─── Excerpted data ───
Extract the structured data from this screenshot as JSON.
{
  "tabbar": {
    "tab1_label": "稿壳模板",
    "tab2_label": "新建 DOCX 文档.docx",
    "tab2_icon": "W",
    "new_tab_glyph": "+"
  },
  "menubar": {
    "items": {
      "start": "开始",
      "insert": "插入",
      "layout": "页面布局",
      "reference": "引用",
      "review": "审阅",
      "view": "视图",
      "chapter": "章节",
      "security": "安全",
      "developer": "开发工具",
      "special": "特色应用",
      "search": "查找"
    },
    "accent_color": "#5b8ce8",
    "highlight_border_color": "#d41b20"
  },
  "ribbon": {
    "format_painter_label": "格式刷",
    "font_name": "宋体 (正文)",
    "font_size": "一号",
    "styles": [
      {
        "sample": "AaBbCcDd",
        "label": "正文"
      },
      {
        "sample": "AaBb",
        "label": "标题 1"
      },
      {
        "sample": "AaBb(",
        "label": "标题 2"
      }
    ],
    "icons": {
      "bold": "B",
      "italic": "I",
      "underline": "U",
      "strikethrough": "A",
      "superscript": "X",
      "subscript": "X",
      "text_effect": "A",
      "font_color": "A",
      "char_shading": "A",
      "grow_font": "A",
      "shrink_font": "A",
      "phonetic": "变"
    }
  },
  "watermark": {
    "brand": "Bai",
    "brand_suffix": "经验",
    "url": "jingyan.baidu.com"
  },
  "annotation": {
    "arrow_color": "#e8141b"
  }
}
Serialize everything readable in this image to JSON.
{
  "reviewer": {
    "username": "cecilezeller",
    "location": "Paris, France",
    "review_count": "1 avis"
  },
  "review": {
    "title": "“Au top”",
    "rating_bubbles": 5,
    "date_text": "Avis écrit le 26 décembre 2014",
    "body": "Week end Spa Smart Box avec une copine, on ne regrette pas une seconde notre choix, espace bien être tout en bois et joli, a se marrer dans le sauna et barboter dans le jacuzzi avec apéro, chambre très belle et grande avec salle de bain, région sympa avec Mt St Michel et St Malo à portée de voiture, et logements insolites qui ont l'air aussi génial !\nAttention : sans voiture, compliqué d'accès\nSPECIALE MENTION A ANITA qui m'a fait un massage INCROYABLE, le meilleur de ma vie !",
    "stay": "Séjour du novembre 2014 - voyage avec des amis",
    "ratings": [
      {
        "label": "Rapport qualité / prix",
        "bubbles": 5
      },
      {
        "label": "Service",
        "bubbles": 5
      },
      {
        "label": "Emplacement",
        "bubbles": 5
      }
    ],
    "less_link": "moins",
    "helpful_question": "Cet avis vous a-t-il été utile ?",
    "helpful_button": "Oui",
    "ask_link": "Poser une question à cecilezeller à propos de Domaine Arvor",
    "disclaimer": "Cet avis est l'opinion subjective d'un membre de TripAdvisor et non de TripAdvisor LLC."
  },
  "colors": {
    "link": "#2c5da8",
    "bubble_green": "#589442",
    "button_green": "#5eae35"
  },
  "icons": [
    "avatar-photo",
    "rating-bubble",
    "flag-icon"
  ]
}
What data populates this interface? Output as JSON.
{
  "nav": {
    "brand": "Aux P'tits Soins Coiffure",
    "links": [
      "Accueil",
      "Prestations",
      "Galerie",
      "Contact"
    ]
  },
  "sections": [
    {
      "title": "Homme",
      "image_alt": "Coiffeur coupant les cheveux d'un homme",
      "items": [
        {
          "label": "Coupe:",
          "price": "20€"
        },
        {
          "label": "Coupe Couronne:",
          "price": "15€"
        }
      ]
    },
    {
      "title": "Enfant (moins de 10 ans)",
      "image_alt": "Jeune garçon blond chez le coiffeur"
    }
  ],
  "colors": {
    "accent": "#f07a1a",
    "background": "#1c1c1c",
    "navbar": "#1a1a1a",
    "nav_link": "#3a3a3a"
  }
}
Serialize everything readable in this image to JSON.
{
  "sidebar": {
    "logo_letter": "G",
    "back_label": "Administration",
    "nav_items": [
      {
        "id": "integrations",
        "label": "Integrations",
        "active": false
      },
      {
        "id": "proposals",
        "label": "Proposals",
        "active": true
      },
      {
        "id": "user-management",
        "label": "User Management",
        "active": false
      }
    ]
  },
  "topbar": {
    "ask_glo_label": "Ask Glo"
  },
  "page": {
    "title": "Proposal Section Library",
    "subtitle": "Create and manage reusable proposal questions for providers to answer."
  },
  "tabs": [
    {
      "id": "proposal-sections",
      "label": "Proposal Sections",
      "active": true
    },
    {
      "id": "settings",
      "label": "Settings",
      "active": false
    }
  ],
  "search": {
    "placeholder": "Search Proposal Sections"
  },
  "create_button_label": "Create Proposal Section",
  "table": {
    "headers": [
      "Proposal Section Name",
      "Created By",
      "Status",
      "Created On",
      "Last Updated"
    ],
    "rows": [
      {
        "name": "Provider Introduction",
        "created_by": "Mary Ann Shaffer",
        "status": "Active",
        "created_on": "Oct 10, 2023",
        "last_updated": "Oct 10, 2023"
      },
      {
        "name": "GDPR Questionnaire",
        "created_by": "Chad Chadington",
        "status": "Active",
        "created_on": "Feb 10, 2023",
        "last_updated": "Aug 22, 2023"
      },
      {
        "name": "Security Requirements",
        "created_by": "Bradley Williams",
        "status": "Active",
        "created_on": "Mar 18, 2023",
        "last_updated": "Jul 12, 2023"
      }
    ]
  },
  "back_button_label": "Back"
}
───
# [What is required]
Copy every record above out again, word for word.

# [Solution to this task]
Extract the structured data from this screenshot as JSON.
{
  "tabbar": {
    "tab1_label": "稿壳模板",
    "tab2_label": "新建 DOCX 文档.docx",
    "tab2_icon": "W",
    "new_tab_glyph": "+"
  },
  "menubar": {
    "items": {
      "start": "开始",
      "insert": "插入",
      "layout": "页面布局",
      "reference": "引用",
      "review": "审阅",
      "view": "视图",
      "chapter": "章节",
      "security": "安全",
      "developer": "开发工具",
      "special": "特色应用",
      "search": "查找"
    },
    "accent_color": "#5b8ce8",
    "highlight_border_color": "#d41b20"
  },
  "ribbon": {
    "format_painter_label": "格式刷",
    "font_name": "宋体 (正文)",
    "font_size": "一号",
    "styles": [
      {
        "sample": "AaBbCcDd",
        "label": "正文"
      },
      {
        "sample": "AaBb",
        "label": "标题 1"
      },
      {
        "sample": "AaBb(",
        "label": "标题 2"
      }
    ],
    "icons": {
      "bold": "B",
      "italic": "I",
      "underline": "U",
      "strikethrough": "A",
      "superscript": "X",
      "subscript": "X",
      "text_effect": "A",
      "font_color": "A",
      "char_shading": "A",
      "grow_font": "A",
      "shrink_font": "A",
      "phonetic": "变"
    }
  },
  "watermark": {
    "brand": "Bai",
    "brand_suffix": "经验",
    "url": "jingyan.baidu.com"
  },
  "annotation": {
    "arrow_color": "#e8141b"
  }
}
Serialize everything readable in this image to JSON.
{
  "reviewer": {
    "username": "cecilezeller",
    "location": "Paris, France",
    "review_count": "1 avis"
  },
  "review": {
    "title": "“Au top”",
    "rating_bubbles": 5,
    "date_text": "Avis écrit le 26 décembre 2014",
    "body": "Week end Spa Smart Box avec une copine, on ne regrette pas une seconde notre choix, espace bien être tout en bois et joli, a se marrer dans le sauna et barboter dans le jacuzzi avec apéro, chambre très belle et grande avec salle de bain, région sympa avec Mt St Michel et St Malo à portée de voiture, et logements insolites qui ont l'air aussi génial !\nAttention : sans voiture, compliqué d'accès\nSPECIALE MENTION A ANITA qui m'a fait un massage INCROYABLE, le meilleur de ma vie !",
    "stay": "Séjour du novembre 2014 - voyage avec des amis",
    "ratings": [
      {
        "label": "Rapport qualité / prix",
        "bubbles": 5
      },
      {
        "label": "Service",
        "bubbles": 5
      },
      {
        "label": "Emplacement",
        "bubbles": 5
      }
    ],
    "less_link": "moins",
    "helpful_question": "Cet avis vous a-t-il été utile ?",
    "helpful_button": "Oui",
    "ask_link": "Poser une question à cecilezeller à propos de Domaine Arvor",
    "disclaimer": "Cet avis est l'opinion subjective d'un membre de TripAdvisor et non de TripAdvisor LLC."
  },
  "colors": {
    "link": "#2c5da8",
    "bubble_green": "#589442",
    "button_green": "#5eae35"
  },
  "icons": [
    "avatar-photo",
    "rating-bubble",
    "flag-icon"
  ]
}
What data populates this interface? Output as JSON.
{
  "nav": {
    "brand": "Aux P'tits Soins Coiffure",
    "links": [
      "Accueil",
      "Prestations",
      "Galerie",
      "Contact"
    ]
  },
  "sections": [
    {
      "title": "Homme",
      "image_alt": "Coiffeur coupant les cheveux d'un homme",
      "items": [
        {
          "label": "Coupe:",
          "price": "20€"
        },
        {
          "label": "Coupe Couronne:",
          "price": "15€"
        }
      ]
    },
    {
      "title": "Enfant (moins de 10 ans)",
      "image_alt": "Jeune garçon blond chez le coiffeur"
    }
  ],
  "colors": {
    "accent": "#f07a1a",
    "background": "#1c1c1c",
    "navbar": "#1a1a1a",
    "nav_link": "#3a3a3a"
  }
}
Serialize everything readable in this image to JSON.
{
  "sidebar": {
    "logo_letter": "G",
    "back_label": "Administration",
    "nav_items": [
      {
        "id": "integrations",
        "label": "Integrations",
        "active": false
      },
      {
        "id": "proposals",
        "label": "Proposals",
        "active": true
      },
      {
        "id": "user-management",
        "label": "User Management",
        "active": false
      }
    ]
  },
  "topbar": {
    "ask_glo_label": "Ask Glo"
  },
  "page": {
    "title": "Proposal Section Library",
    "subtitle": "Create and manage reusable proposal questions for providers to answer."
  },
  "tabs": [
    {
      "id": "proposal-sections",
      "label": "Proposal Sections",
      "active": true
    },
    {
      "id": "settings",
      "label": "Settings",
      "active": false
    }
  ],
  "search": {
    "placeholder": "Search Proposal Sections"
  },
  "create_button_label": "Create Proposal Section",
  "table": {
    "headers": [
      "Proposal Section Name",
      "Created By",
      "Status",
      "Created On",
      "Last Updated"
    ],
    "rows": [
      {
        "name": "Provider Introduction",
        "created_by": "Mary Ann Shaffer",
        "status": "Active",
        "created_on": "Oct 10, 2023",
        "last_updated": "Oct 10, 2023"
      },
      {
        "name": "GDPR Questionnaire",
        "created_by": "Chad Chadington",
        "status": "Active",
        "created_on": "Feb 10, 2023",
        "last_updated": "Aug 22, 2023"
      },
      {
        "name": "Security Requirements",
        "created_by": "Bradley Williams",
        "status": "Active",
        "created_on": "Mar 18, 2023",
        "last_updated": "Jul 12, 2023"
      }
    ]
  },
  "back_button_label": "Back"
}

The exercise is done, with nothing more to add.